Task brief: Lines with the word "시네마틱" in them are the ones to copy from the records.

[Record excerpts Boundary: Start]

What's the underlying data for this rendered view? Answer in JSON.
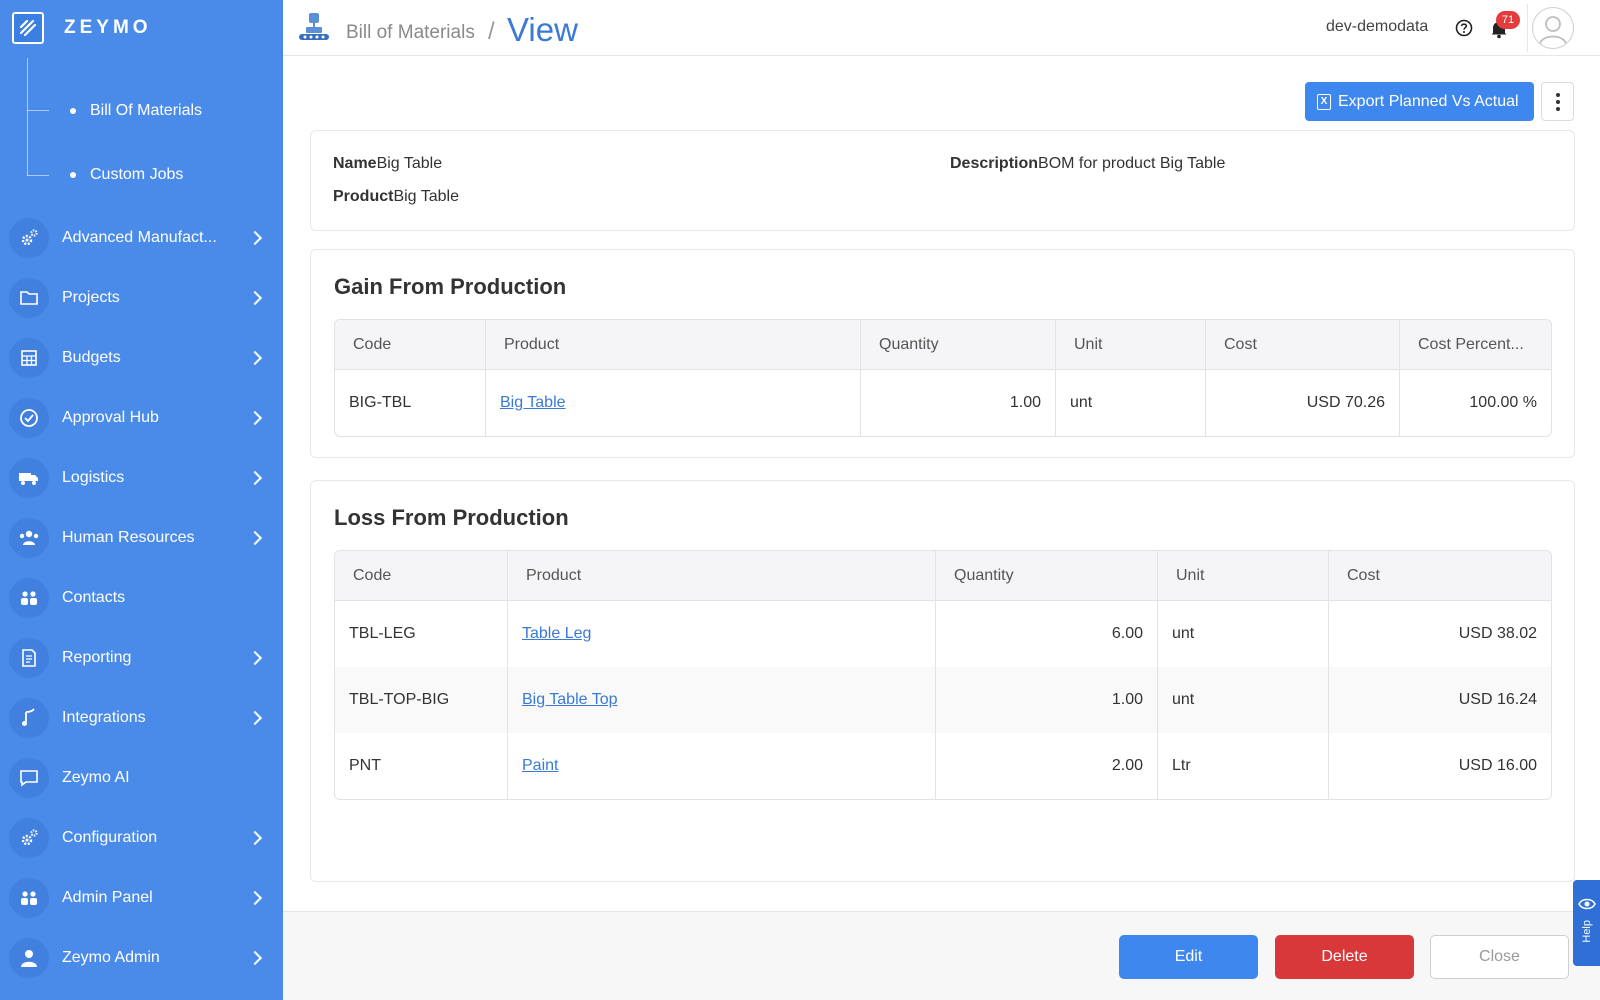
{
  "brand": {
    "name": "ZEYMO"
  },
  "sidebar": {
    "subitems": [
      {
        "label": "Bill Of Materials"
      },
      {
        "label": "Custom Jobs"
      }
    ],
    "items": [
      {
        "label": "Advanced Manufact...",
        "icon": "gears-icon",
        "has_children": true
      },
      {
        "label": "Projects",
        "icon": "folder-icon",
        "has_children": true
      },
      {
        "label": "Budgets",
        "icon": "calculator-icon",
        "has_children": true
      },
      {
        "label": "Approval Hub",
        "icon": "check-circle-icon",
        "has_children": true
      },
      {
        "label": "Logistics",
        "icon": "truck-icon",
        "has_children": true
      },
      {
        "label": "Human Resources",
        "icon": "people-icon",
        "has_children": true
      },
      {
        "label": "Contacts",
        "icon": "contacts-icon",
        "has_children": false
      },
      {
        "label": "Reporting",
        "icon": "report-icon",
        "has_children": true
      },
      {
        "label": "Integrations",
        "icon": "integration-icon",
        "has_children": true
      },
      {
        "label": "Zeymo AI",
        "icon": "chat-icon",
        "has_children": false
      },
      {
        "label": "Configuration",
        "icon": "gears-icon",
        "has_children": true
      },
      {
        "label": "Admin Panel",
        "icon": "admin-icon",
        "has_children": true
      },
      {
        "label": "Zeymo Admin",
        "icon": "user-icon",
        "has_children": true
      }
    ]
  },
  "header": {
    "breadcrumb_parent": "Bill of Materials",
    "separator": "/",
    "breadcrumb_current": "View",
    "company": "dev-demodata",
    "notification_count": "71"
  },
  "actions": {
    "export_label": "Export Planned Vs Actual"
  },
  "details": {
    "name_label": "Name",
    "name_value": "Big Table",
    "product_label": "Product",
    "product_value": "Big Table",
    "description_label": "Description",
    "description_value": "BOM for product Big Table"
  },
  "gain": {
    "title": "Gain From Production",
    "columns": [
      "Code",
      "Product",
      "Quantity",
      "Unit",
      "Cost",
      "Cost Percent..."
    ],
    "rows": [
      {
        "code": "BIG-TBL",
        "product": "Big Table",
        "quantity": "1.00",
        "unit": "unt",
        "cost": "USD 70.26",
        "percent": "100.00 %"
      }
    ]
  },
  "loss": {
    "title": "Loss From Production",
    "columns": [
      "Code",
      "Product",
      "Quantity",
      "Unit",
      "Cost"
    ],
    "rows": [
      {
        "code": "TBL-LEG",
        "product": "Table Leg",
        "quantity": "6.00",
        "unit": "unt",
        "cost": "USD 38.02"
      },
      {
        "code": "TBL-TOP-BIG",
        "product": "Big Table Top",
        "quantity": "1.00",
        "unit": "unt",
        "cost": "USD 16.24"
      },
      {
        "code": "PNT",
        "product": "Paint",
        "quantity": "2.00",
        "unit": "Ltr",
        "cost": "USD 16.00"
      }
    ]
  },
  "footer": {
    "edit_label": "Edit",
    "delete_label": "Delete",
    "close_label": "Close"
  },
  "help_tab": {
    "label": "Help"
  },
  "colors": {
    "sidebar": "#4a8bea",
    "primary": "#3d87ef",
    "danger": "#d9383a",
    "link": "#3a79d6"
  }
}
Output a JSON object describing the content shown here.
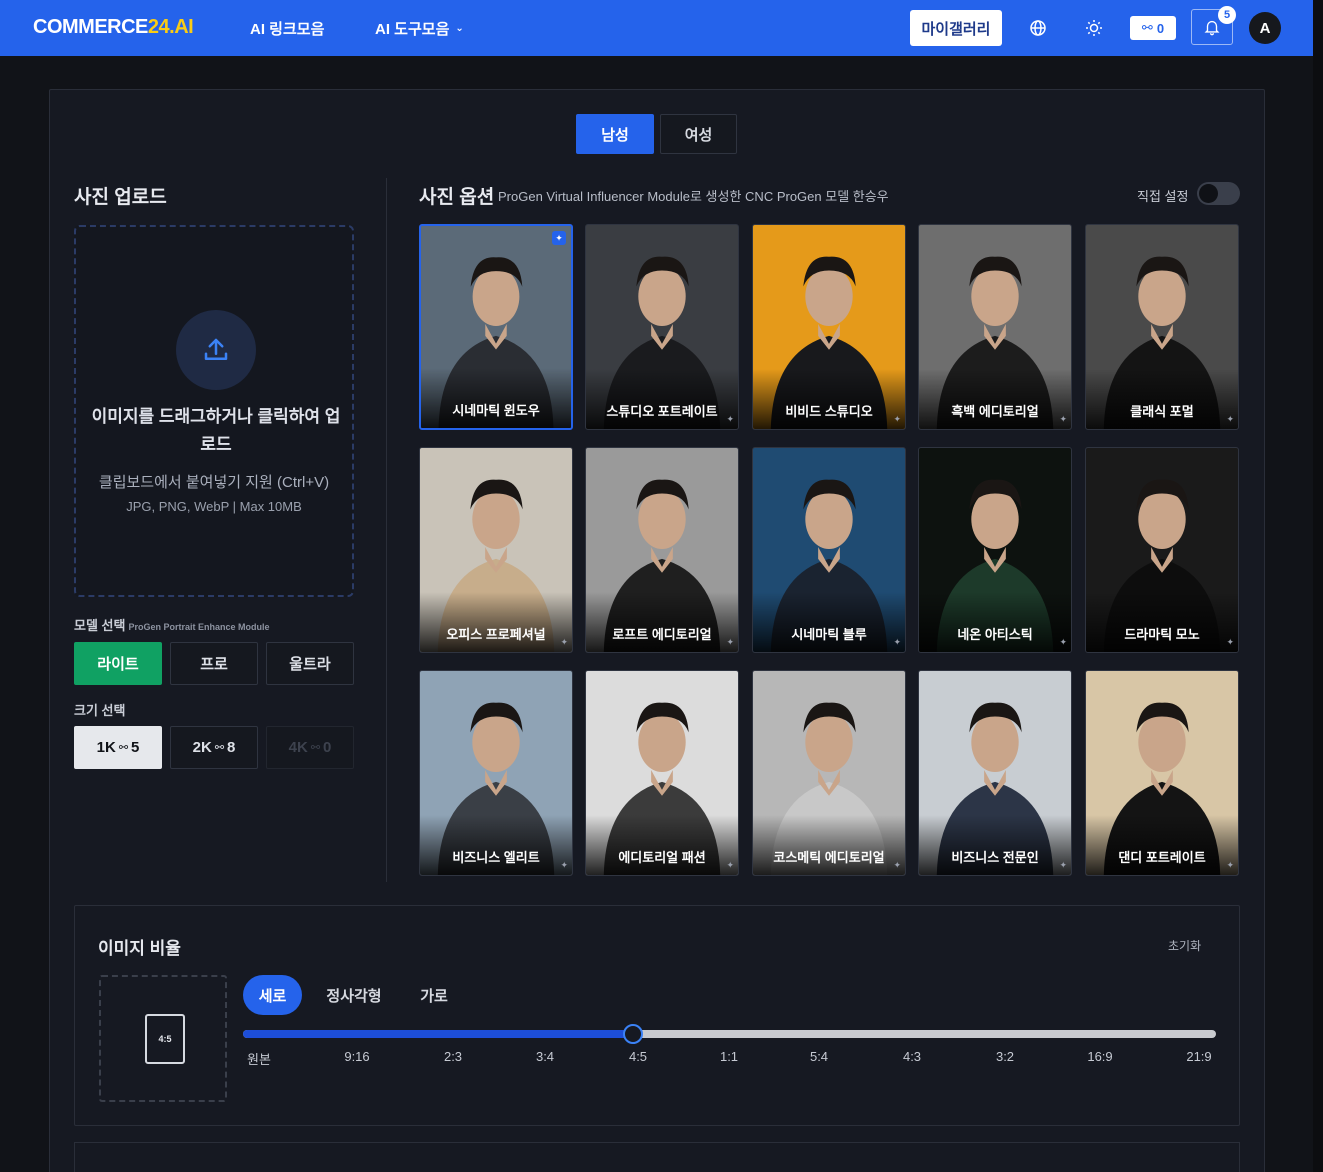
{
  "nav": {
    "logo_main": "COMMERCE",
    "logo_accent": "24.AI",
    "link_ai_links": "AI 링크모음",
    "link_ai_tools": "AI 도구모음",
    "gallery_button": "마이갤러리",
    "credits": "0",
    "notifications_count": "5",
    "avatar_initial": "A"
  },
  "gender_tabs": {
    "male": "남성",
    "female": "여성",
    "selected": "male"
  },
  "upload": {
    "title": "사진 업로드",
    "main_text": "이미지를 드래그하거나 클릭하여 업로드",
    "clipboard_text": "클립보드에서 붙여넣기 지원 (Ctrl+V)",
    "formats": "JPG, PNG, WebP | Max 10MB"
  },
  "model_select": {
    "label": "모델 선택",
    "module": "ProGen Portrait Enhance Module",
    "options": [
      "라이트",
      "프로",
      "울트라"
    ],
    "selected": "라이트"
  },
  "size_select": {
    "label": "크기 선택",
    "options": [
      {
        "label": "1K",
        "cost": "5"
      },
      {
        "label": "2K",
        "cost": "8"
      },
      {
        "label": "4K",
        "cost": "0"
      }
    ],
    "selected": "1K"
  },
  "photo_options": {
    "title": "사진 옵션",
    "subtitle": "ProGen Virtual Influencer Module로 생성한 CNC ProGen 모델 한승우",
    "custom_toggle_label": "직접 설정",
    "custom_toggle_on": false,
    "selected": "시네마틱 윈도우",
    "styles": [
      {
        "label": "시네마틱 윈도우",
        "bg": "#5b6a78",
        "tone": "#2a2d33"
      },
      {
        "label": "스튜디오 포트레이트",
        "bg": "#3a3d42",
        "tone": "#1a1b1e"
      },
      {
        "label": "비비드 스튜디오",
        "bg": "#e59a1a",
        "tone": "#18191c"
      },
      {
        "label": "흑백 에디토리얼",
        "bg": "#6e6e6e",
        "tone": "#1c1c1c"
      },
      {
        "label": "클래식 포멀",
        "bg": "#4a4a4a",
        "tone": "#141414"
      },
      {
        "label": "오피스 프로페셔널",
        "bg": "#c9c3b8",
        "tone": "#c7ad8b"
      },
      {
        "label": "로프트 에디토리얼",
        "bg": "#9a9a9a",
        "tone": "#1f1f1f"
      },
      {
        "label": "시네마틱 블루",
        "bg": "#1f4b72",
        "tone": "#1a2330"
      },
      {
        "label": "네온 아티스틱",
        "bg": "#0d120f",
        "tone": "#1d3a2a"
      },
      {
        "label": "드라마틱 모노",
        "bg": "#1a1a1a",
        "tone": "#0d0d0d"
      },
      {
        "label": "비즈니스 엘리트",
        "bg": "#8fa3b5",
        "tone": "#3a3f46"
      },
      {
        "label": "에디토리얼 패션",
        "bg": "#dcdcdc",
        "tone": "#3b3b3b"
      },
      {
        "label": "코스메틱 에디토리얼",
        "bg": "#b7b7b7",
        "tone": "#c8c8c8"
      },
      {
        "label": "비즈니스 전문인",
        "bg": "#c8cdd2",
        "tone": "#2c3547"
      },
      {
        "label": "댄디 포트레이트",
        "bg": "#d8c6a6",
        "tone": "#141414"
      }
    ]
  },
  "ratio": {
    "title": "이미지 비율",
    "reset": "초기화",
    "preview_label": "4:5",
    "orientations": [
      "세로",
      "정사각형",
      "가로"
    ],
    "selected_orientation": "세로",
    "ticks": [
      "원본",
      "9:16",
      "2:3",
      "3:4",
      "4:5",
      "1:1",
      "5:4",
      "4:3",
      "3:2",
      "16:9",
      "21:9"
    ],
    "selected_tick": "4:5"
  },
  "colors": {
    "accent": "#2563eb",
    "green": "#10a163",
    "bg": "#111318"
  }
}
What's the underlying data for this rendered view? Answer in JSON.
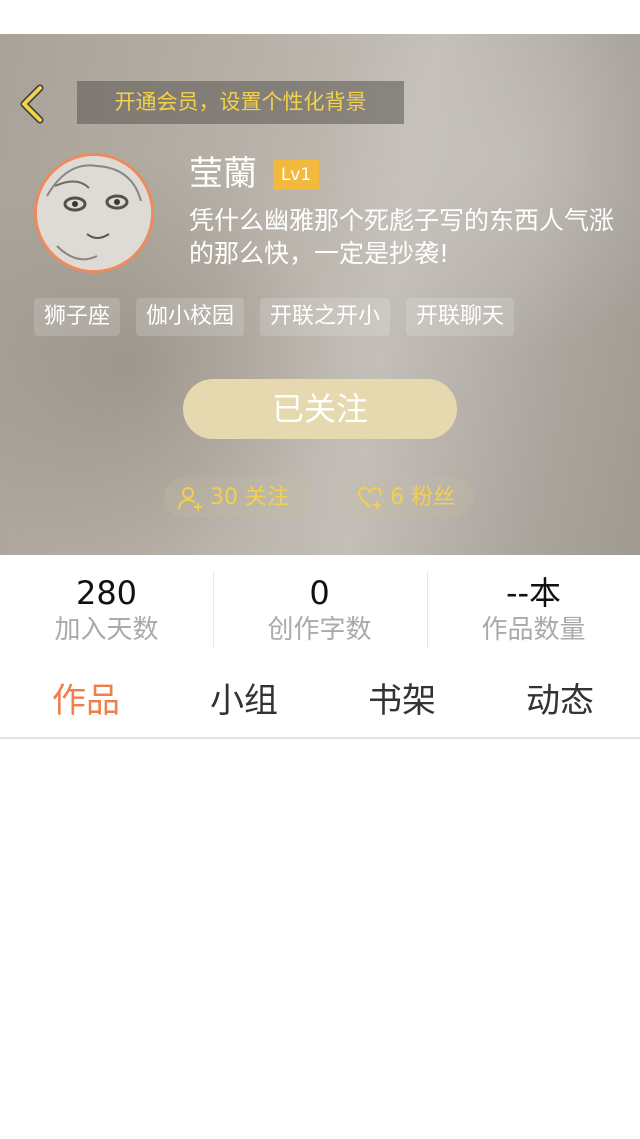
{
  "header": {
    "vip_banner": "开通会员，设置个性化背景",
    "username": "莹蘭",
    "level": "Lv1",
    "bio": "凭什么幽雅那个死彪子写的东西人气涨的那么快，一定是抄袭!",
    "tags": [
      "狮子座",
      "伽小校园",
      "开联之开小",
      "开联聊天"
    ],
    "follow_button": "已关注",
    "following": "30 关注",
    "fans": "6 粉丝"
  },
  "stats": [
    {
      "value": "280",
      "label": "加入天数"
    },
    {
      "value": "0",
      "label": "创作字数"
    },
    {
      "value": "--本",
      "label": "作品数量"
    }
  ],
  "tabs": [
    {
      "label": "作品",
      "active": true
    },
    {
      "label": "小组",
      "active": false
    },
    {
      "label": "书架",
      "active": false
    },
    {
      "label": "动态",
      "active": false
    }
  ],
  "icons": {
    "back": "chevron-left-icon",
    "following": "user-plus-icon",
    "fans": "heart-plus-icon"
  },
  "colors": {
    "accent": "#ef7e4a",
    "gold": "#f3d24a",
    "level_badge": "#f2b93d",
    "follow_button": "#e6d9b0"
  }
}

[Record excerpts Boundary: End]

Written reply:
    "selected": "시네마틱 윈도우",
        "label": "시네마틱 윈도우",
        "label": "시네마틱 블루",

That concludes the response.